Single-molecule FRET is one of the most powerful and widely used biophysical techniques in biological sciences. It, however, often suffers from limitations such as weak signal and limited measurement time intrinsic to single-molecule fluorescence measurements. Despite several ameliorative measures taken to increase measurement time, it is nearly impossible to acquire meaningful kinetic information on a molecule if conformational transitions of the molecule are ultraslow such that transition times ('τ'<inf>orig</inf>) are comparable to or longer than measurement times (δt) limited by the finite lifetime of fluorescent dye. Here, to extract a reliable and accurate mean transition time from a series of short time traces with ultraslow kinetics, we suggest a scheme called sHaRPer (serialized Handshaking Repeated Permutation with end removal) that concatenates multiple time traces. Because data acquisition frequency f and measurement time (δt) affect the estimation of mean transition time ('τ'), we provide mathematical criteria that f, δt, and 'τ' should satisfy to make 'τ' close enough to 'τ'<inf>orig</inf>. Although application of the sHaRPer method has a potential risk of distorting the time constants of individual kinetic phases if the data are described with kinetic partitioning, we also provide criteria to avoid such distortion. Our sHaRPer method is a useful way to handle single-molecule data with slow transition kinetics. This study provides a practical guide to use sHaRPer. (Figure Presented).

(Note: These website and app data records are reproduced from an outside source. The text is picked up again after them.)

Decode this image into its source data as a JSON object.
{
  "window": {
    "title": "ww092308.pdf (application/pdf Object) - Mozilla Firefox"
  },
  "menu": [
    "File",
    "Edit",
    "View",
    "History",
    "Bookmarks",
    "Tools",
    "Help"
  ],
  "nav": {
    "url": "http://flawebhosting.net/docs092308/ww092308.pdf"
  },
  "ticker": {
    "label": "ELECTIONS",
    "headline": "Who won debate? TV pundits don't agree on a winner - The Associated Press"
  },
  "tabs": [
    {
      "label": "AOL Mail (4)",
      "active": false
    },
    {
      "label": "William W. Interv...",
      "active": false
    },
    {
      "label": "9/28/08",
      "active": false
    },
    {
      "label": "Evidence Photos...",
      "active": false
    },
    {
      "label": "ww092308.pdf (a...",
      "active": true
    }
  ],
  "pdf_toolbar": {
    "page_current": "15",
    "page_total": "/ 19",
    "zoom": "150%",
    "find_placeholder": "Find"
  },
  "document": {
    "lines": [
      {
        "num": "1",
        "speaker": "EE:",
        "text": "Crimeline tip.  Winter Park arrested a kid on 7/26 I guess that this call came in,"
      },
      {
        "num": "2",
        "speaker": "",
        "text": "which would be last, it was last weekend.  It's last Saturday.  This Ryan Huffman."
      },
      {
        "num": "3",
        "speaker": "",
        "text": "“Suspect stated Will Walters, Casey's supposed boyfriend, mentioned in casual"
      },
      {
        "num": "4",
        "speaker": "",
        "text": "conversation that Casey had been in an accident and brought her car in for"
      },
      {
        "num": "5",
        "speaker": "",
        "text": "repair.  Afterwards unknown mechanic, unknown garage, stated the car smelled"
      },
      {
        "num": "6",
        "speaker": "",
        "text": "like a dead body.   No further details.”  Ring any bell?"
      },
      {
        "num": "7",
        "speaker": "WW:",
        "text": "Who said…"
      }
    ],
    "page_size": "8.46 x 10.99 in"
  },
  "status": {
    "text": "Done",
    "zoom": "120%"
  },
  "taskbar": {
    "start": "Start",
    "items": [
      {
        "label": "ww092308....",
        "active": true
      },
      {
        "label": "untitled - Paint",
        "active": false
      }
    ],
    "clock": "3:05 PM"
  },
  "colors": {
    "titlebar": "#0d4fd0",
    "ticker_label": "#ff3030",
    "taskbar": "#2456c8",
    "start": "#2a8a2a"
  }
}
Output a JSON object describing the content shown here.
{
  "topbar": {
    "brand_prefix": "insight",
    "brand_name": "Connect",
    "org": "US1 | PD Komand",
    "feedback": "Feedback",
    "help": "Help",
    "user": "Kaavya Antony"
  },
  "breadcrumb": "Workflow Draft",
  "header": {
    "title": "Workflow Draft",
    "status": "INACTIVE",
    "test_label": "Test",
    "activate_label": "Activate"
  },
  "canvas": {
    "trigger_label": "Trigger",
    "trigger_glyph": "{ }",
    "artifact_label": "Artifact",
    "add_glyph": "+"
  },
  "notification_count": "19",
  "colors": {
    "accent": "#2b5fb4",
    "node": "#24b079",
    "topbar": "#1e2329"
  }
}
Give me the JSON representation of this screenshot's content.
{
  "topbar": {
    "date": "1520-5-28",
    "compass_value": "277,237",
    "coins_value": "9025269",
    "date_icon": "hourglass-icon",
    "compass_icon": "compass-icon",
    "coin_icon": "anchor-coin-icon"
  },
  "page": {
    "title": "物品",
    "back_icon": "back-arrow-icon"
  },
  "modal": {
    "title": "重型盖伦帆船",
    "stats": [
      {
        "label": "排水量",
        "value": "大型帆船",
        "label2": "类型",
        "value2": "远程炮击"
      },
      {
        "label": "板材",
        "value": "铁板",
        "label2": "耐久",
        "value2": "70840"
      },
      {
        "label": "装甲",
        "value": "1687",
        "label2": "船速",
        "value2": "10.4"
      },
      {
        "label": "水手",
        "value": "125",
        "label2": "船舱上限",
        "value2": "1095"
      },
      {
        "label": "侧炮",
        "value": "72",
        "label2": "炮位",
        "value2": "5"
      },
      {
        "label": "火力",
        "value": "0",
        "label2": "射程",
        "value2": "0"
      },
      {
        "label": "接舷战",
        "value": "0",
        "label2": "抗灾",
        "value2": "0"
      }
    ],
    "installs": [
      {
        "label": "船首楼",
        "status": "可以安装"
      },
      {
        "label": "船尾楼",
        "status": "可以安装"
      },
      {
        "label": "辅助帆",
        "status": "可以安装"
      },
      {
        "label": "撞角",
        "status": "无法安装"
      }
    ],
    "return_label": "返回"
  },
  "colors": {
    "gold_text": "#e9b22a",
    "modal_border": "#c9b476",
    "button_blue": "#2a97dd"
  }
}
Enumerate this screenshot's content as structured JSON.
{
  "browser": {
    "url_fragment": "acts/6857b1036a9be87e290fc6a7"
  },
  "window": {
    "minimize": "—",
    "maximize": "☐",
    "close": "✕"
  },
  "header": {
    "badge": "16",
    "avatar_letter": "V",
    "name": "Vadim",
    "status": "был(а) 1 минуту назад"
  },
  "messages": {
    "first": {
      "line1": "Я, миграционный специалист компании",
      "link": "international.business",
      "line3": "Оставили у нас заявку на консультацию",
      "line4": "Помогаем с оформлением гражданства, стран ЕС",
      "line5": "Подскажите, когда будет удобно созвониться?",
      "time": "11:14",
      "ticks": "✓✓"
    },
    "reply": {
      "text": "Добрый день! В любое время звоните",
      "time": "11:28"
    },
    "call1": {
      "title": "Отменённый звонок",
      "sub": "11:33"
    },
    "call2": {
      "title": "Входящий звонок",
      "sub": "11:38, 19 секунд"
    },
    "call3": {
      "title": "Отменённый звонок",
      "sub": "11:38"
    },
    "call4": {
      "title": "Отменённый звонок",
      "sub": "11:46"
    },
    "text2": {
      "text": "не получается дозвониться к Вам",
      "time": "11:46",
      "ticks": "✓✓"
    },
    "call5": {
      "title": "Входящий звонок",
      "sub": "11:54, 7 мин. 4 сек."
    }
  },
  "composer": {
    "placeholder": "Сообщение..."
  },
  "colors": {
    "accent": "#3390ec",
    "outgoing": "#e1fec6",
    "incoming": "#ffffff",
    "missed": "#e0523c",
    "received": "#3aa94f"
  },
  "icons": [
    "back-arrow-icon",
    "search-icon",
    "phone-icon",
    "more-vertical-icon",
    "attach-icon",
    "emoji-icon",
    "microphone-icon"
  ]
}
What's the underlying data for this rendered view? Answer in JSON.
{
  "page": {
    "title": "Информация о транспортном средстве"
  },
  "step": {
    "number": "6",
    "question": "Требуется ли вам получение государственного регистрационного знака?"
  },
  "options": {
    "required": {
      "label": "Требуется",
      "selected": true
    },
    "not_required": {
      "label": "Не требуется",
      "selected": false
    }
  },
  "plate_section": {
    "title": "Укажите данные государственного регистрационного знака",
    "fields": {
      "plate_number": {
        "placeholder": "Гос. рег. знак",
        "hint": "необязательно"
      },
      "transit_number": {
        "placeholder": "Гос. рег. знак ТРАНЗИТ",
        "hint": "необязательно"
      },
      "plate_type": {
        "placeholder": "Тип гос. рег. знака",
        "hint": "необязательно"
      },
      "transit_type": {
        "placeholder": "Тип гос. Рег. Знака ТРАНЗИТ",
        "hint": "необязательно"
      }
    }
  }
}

ASJC Scopus subject areas
- Physical and Theoretical Chemistry
- Materials Chemistry
- Surfaces, Coatings and Films